They tell you.
And tell you, and tell you, and tell you:
As I started explaining my new dietary choice to the people in my life who had noticed I wasn’t partaking of my two favourite foods (cheese and more cheese), barely an eyebrow was raised.
But when I mentioned that my two and a half-year-old son would be joining me on a vegan diet, it was a different story.
Well, yes.
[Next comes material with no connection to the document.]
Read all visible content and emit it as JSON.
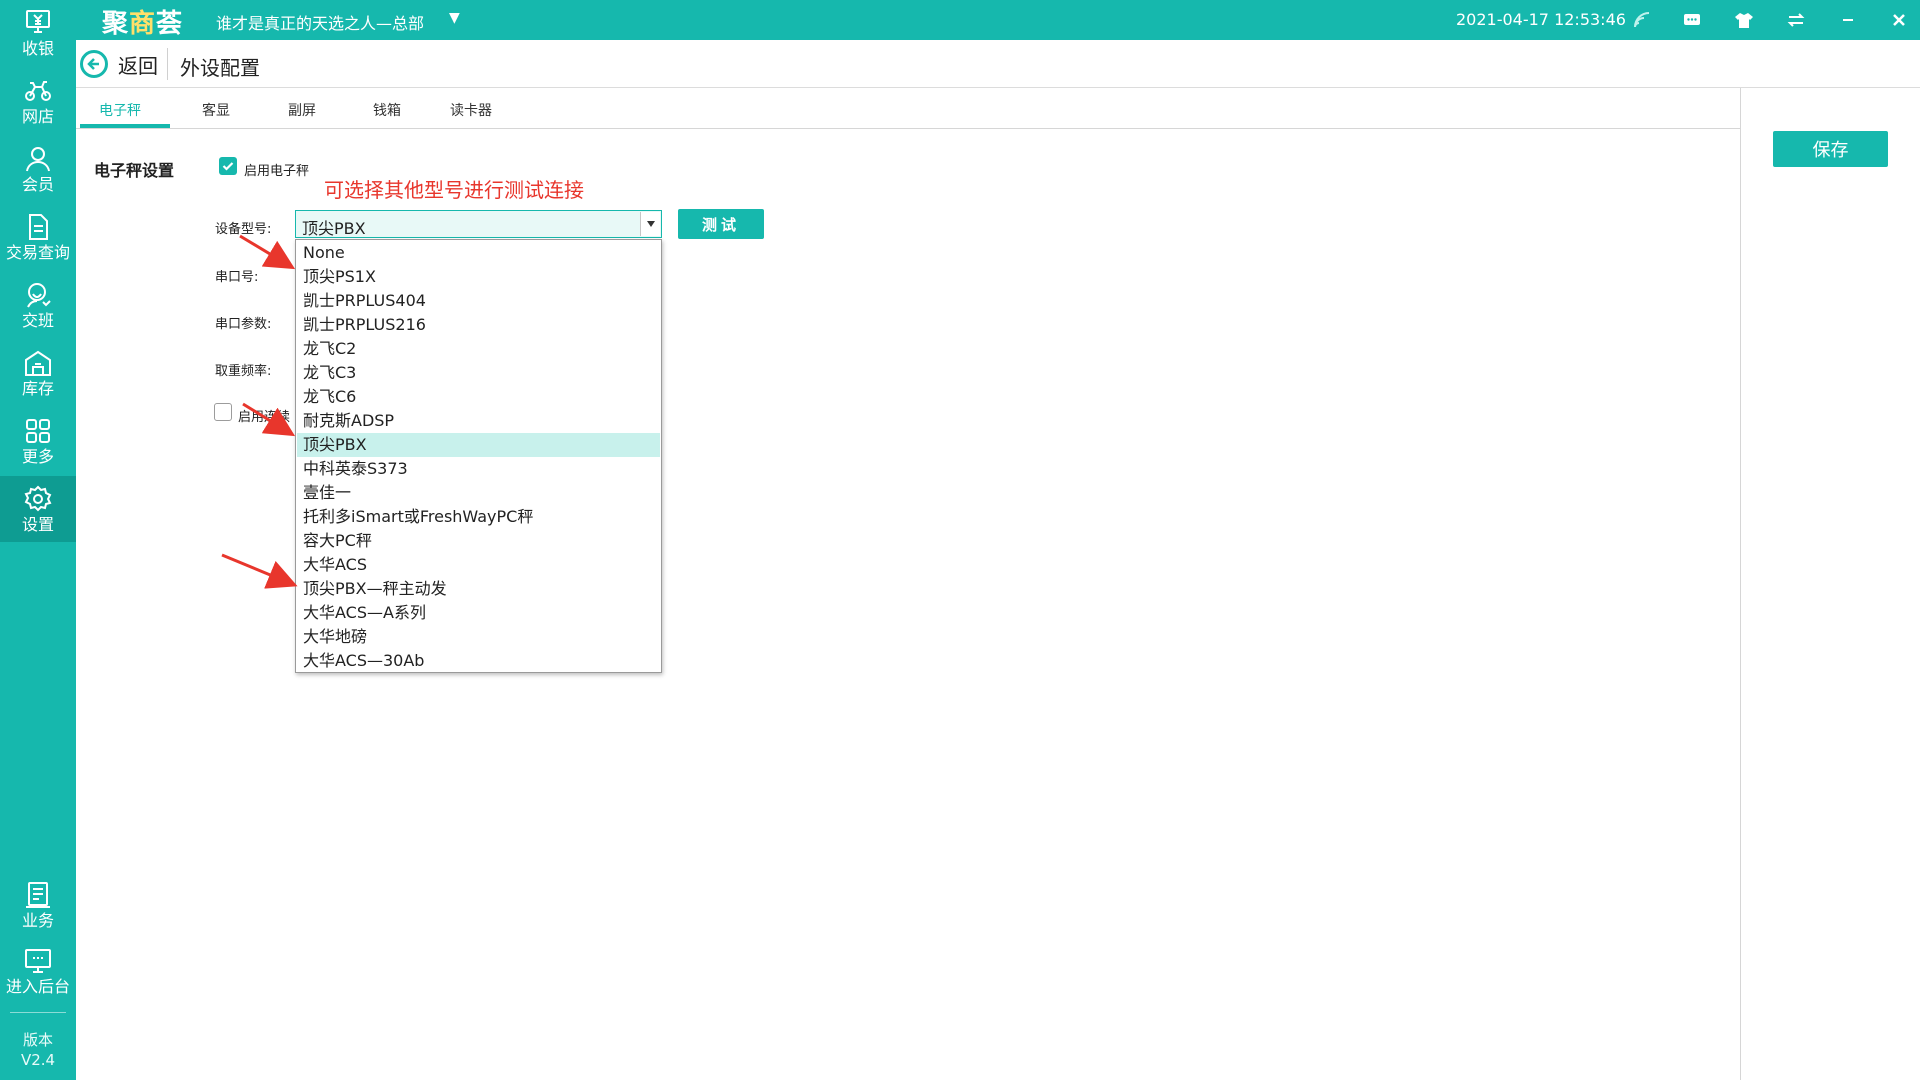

You’re an adult, and so entitled to make any dietary decisions, no matter how daft.
You are even entitled to make them for your child, too, but you can expect raised eyebrows if you treat your growing offspring as an experiment, or a banner to wave to show your adherence to a trendy cause.
I had taken all the facts at my disposal and made a decision – one that, after considering the health, environmental and ethical considerations, I felt was best for my son.
After a few weeks I began to suspect that this, in fact, was the problem: not that my son was on an atypical diet but that he was atypical anything.
Could it be that in a society focused on individualism, rich in diversity and multiculturalism, children’s upbringing is one of the last bastions of intolerant adherence to tradition?
Since turning vegan I have become fully engaged in making the best possible food choices for him and, after a few weeks of scraping lentil curries out of the carpet, I have noticed that he has begun cleaning his plate.
Well, what other choice does the poor little sod have? Starve?
In a world full of alarming statistics regarding the health of our children, surely people should be encouraged to discuss alternatives to the current mainstream diet.
But if my experiences of asking medical professionals for advice about veganism are anything to go by, you’re as likely to be handed a printout about potential problems and sent on your way.
If the lifestyle you’re embarking on has potential problems if not addressed correctly, wouldn’t you expect that?